[[ SUPPLIED RECORDS open ]]

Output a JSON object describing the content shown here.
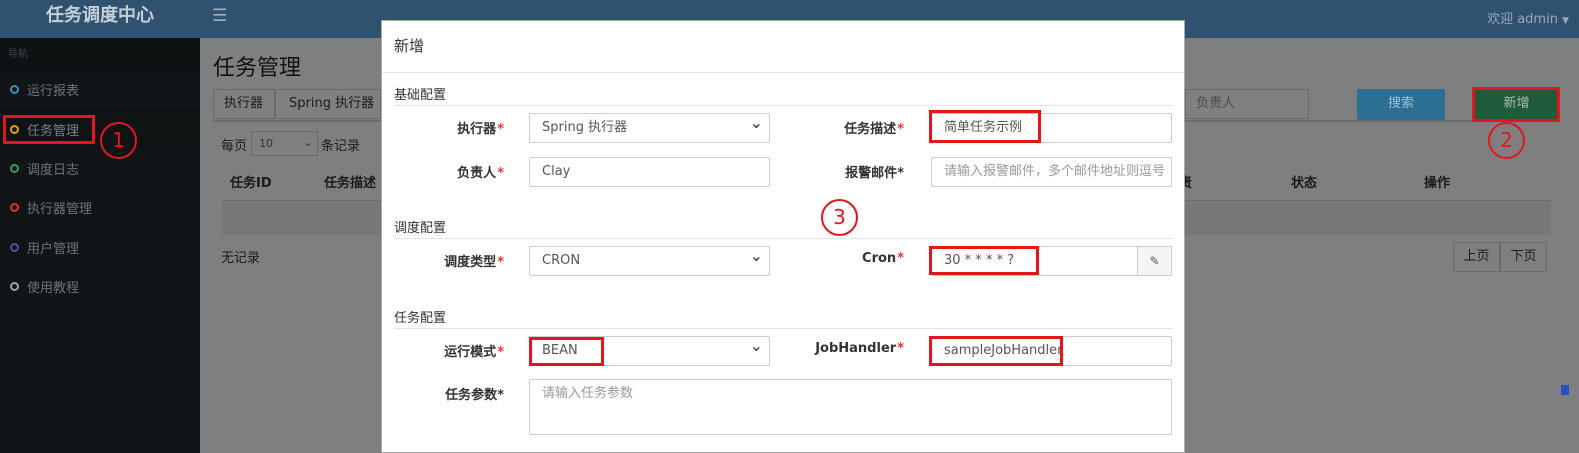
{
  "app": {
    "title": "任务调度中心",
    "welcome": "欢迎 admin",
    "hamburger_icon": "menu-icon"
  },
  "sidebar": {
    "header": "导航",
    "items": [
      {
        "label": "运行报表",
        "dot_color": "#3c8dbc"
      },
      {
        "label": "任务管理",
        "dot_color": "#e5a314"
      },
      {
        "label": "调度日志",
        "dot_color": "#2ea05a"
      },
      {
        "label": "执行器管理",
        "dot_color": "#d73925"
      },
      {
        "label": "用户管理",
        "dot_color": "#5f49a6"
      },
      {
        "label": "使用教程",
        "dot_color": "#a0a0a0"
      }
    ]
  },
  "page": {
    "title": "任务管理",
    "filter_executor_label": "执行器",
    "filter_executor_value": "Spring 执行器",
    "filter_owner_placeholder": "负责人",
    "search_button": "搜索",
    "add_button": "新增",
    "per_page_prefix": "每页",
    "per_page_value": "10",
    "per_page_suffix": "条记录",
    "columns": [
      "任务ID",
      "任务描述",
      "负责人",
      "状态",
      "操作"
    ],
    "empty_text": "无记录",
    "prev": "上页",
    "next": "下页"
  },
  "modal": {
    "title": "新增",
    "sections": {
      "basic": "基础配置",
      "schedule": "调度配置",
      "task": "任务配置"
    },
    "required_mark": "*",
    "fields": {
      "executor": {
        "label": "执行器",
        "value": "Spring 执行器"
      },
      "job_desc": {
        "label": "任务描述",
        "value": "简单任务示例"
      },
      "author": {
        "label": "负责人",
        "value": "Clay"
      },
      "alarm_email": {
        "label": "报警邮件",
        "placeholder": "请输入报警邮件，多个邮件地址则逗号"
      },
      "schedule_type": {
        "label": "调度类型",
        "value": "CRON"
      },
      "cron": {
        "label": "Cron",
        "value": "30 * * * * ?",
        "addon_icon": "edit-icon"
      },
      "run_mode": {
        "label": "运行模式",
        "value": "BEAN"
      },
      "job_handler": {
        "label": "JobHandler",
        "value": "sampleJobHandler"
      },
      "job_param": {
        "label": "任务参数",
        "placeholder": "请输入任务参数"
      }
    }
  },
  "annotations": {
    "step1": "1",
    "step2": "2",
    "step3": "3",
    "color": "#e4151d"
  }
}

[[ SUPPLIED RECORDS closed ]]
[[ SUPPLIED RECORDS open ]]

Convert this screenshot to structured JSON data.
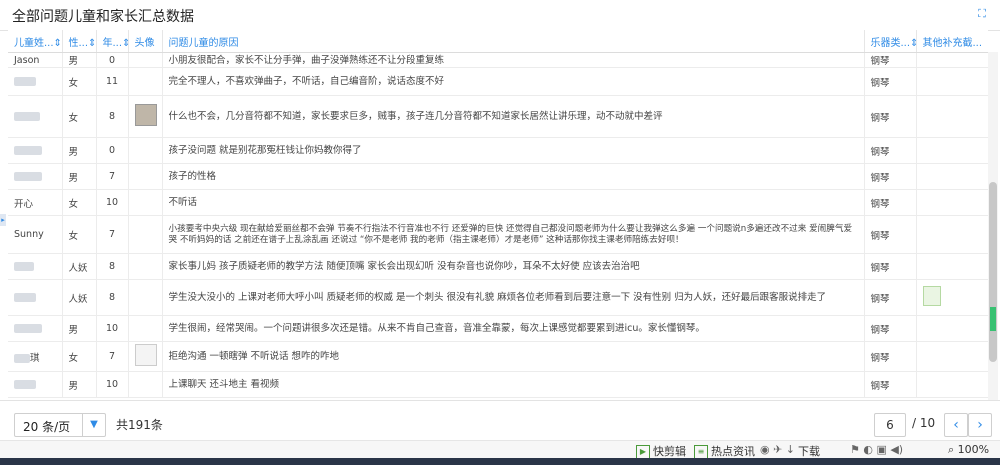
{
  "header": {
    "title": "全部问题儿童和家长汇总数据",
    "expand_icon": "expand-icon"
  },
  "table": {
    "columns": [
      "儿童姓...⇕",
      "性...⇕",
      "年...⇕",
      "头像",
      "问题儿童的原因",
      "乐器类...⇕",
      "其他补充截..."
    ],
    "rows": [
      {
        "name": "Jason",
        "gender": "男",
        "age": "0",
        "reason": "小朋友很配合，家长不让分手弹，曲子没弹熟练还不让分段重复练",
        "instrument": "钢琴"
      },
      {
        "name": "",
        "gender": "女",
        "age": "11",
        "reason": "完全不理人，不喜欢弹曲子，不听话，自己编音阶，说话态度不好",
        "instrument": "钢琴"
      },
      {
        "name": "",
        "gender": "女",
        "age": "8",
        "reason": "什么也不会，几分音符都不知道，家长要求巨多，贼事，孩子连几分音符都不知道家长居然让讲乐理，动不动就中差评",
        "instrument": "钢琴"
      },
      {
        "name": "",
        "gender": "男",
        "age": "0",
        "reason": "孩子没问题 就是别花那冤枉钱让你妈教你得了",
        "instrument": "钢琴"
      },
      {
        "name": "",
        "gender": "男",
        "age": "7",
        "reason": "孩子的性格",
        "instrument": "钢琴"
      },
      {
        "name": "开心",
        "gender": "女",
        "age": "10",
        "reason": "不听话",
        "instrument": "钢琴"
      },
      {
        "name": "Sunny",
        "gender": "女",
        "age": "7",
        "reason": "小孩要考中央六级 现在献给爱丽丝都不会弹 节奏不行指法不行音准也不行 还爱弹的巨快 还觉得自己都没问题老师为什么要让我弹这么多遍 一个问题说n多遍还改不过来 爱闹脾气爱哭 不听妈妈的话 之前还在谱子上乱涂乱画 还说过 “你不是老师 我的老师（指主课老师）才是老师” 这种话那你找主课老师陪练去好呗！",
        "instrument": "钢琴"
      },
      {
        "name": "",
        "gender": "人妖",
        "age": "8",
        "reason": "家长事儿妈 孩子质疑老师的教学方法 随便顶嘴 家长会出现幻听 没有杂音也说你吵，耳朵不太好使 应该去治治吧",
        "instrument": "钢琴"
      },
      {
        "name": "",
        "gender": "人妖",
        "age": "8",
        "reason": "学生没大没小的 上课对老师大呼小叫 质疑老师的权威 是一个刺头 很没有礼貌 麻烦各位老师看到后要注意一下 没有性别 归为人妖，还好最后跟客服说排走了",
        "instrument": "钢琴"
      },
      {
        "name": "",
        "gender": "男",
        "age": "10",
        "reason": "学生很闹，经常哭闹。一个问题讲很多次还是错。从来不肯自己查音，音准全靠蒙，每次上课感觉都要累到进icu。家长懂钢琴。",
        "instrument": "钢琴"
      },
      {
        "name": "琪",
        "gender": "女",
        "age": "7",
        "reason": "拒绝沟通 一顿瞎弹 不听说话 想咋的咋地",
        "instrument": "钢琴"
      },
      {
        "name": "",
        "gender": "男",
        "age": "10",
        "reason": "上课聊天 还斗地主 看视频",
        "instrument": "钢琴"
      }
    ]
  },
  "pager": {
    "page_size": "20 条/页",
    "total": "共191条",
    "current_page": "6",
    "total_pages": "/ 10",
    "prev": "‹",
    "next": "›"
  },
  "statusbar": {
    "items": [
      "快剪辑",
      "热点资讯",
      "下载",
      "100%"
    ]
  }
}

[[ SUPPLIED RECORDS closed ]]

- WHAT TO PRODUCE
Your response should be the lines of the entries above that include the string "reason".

- SOLUTION BELOW
        "reason": "小朋友很配合，家长不让分手弹，曲子没弹熟练还不让分段重复练",
        "reason": "完全不理人，不喜欢弹曲子，不听话，自己编音阶，说话态度不好",
        "reason": "什么也不会，几分音符都不知道，家长要求巨多，贼事，孩子连几分音符都不知道家长居然让讲乐理，动不动就中差评",
        "reason": "孩子没问题 就是别花那冤枉钱让你妈教你得了",
        "reason": "孩子的性格",
        "reason": "不听话",
        "reason": "小孩要考中央六级 现在献给爱丽丝都不会弹 节奏不行指法不行音准也不行 还爱弹的巨快 还觉得自己都没问题老师为什么要让我弹这么多遍 一个问题说n多遍还改不过来 爱闹脾气爱哭 不听妈妈的话 之前还在谱子上乱涂乱画 还说过 “你不是老师 我的老师（指主课老师）才是老师” 这种话那你找主课老师陪练去好呗！",
        "reason": "家长事儿妈 孩子质疑老师的教学方法 随便顶嘴 家长会出现幻听 没有杂音也说你吵，耳朵不太好使 应该去治治吧",
        "reason": "学生没大没小的 上课对老师大呼小叫 质疑老师的权威 是一个刺头 很没有礼貌 麻烦各位老师看到后要注意一下 没有性别 归为人妖，还好最后跟客服说排走了",
        "reason": "学生很闹，经常哭闹。一个问题讲很多次还是错。从来不肯自己查音，音准全靠蒙，每次上课感觉都要累到进icu。家长懂钢琴。",
        "reason": "拒绝沟通 一顿瞎弹 不听说话 想咋的咋地",
        "reason": "上课聊天 还斗地主 看视频",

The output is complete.